Role of monocarboxylate transporters in drug delivery to the brain.
Monocarboxylate transporters and heat shock proteins in domestic pigs in relation to stress and meat quality [dissertation].
The proton-linked monocarboxylate transporter (MCT) family: structure, function and regulation.
The low-affinity monocarboxylate transporter MCT4 is adapted to the export of lactate in highly glycolytic cells.
The major transporter molecules of lactate in cells are monocarboxylate transporters (MCTs).
Meredith, "The SLC16 gene family-from monocarboxylate transporters (MCTs) to aromatic amino acid transporters and beyond," Pflugers Archiv, vol.
Moreover, the detection of the presence of the MCT1 mitochondrial isoform in the plasma membrane and of intra-mitochondrial lactate dehydrogenase enzyme (intramitochondrial LDH) (12,13) led to a new interpretation of the monocarboxylate transporters where cytosolic lactate could be captured and re-oxidized in the mitochondria within the same cell (6).
Monocarboxylate transporters in subsarcolemmal and intermyofibrilar mitochondria.
Monocarboxylate transporters play important role in the maintenance of the glycolytic metabolism through proton linked transport of monocarboxylic acid [60] (Figure 2).
Further, monocarboxylate transporters (MCTs) play a major role in the maintenance of the glycolytic metabolism through the proton-linked transmembrane transport of lactate [60].

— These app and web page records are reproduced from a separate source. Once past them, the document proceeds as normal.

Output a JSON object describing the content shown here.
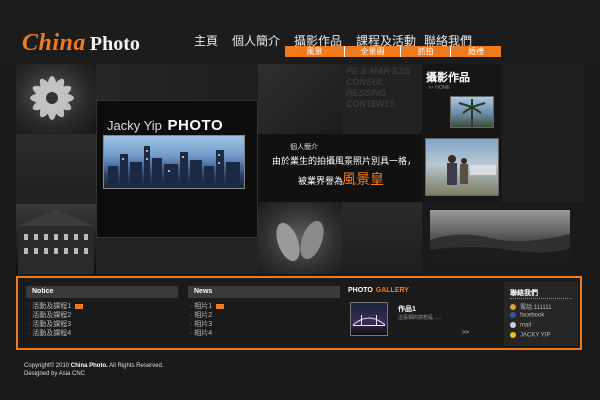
{
  "logo": {
    "part1": "China",
    "part2": "Photo"
  },
  "nav": {
    "items": [
      "主頁",
      "個人簡介",
      "攝影作品",
      "課程及活動",
      "聯絡我們"
    ],
    "sub_items": [
      "風景",
      "全景圖",
      "抓拍",
      "婚禮"
    ]
  },
  "gallery": {
    "ghost_text": "PE & MAR ESS CONSUL RESSING CONTENTS",
    "jacky_title": "Jacky Yip",
    "jacky_title_bold": "PHOTO",
    "photo_title": "攝影作品",
    "photo_home": ">> HOME",
    "intro_label": "個人簡介",
    "intro_line1": "由於業生的拍攝風景照片別具一格，",
    "intro_line2": "被業界譽為",
    "intro_highlight": "風景皇"
  },
  "notice": {
    "heading": "Notice",
    "items": [
      "活動及課程1",
      "活動及課程2",
      "活動及課程3",
      "活動及課程4"
    ]
  },
  "news": {
    "heading": "News",
    "items": [
      "相片1",
      "相片2",
      "相片3",
      "相片4"
    ]
  },
  "photo_gallery": {
    "heading": "PHOTO",
    "heading_accent": "GALLERY",
    "item_title": "作品1",
    "item_desc": "這張相的感想是......",
    "more": ">>"
  },
  "contact": {
    "heading": "聯絡我們",
    "rows": [
      {
        "icon": "phone-icon",
        "text": "電話:111111",
        "color": "#e0a030"
      },
      {
        "icon": "facebook-icon",
        "text": "facebook",
        "color": "#3b5998"
      },
      {
        "icon": "mail-icon",
        "text": "mail",
        "color": "#d0d0d0"
      },
      {
        "icon": "user-icon",
        "text": "JACKY YIP",
        "color": "#e8c020"
      }
    ]
  },
  "footer": {
    "copyright_prefix": "Copyright© 2010",
    "copyright_name": "China Photo.",
    "copyright_suffix": "All Rights Reserved.",
    "designed": "Designed by Asia CNC"
  },
  "colors": {
    "accent": "#f07a1e",
    "background": "#1a1a1a"
  }
}
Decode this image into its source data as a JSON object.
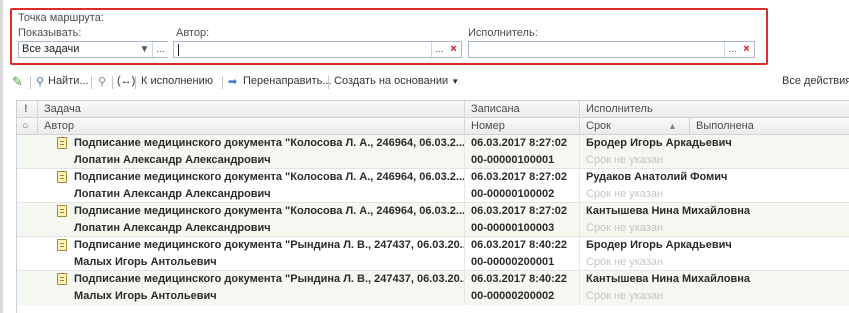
{
  "filter": {
    "route_point_label": "Точка маршрута:",
    "show_label": "Показывать:",
    "show_value": "Все задачи",
    "author_label": "Автор:",
    "author_value": "",
    "executor_label": "Исполнитель:",
    "executor_value": ""
  },
  "toolbar": {
    "find": "Найти...",
    "to_execution": "К исполнению",
    "redirect": "Перенаправить...",
    "create_based_on": "Создать на основании",
    "all_actions": "Все действия"
  },
  "table": {
    "headers_top": {
      "task": "Задача",
      "registered": "Записана",
      "executor": "Исполнитель"
    },
    "headers_bottom": {
      "author": "Автор",
      "number": "Номер",
      "deadline": "Срок",
      "done": "Выполнена"
    },
    "rows": [
      {
        "task": "Подписание медицинского документа \"Колосова Л. А., 246964, 06.03.2...",
        "author": "Лопатин Александр Александрович",
        "registered": "06.03.2017 8:27:02",
        "number": "00-00000100001",
        "executor": "Бродер Игорь Аркадьевич",
        "deadline": "Срок не указан"
      },
      {
        "task": "Подписание медицинского документа \"Колосова Л. А., 246964, 06.03.2...",
        "author": "Лопатин Александр Александрович",
        "registered": "06.03.2017 8:27:02",
        "number": "00-00000100002",
        "executor": "Рудаков Анатолий Фомич",
        "deadline": "Срок не указан"
      },
      {
        "task": "Подписание медицинского документа \"Колосова Л. А., 246964, 06.03.2...",
        "author": "Лопатин Александр Александрович",
        "registered": "06.03.2017 8:27:02",
        "number": "00-00000100003",
        "executor": "Кантышева Нина Михайловна",
        "deadline": "Срок не указан"
      },
      {
        "task": "Подписание медицинского документа \"Рындина Л. В., 247437, 06.03.20...",
        "author": "Малых Игорь Антольевич",
        "registered": "06.03.2017 8:40:22",
        "number": "00-00000200001",
        "executor": "Бродер Игорь Аркадьевич",
        "deadline": "Срок не указан"
      },
      {
        "task": "Подписание медицинского документа \"Рындина Л. В., 247437, 06.03.20...",
        "author": "Малых Игорь Антольевич",
        "registered": "06.03.2017 8:40:22",
        "number": "00-00000200002",
        "executor": "Кантышева Нина Михайловна",
        "deadline": "Срок не указан"
      }
    ]
  },
  "colors": {
    "highlight_border": "#e02a2a",
    "row_alt": "#f4f8f1",
    "muted_text": "#c4c4c4"
  }
}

They found that CAFs can remove lactate from the tumor environment and utilize it as an energy source by increased activity of monocarboxylate transporters.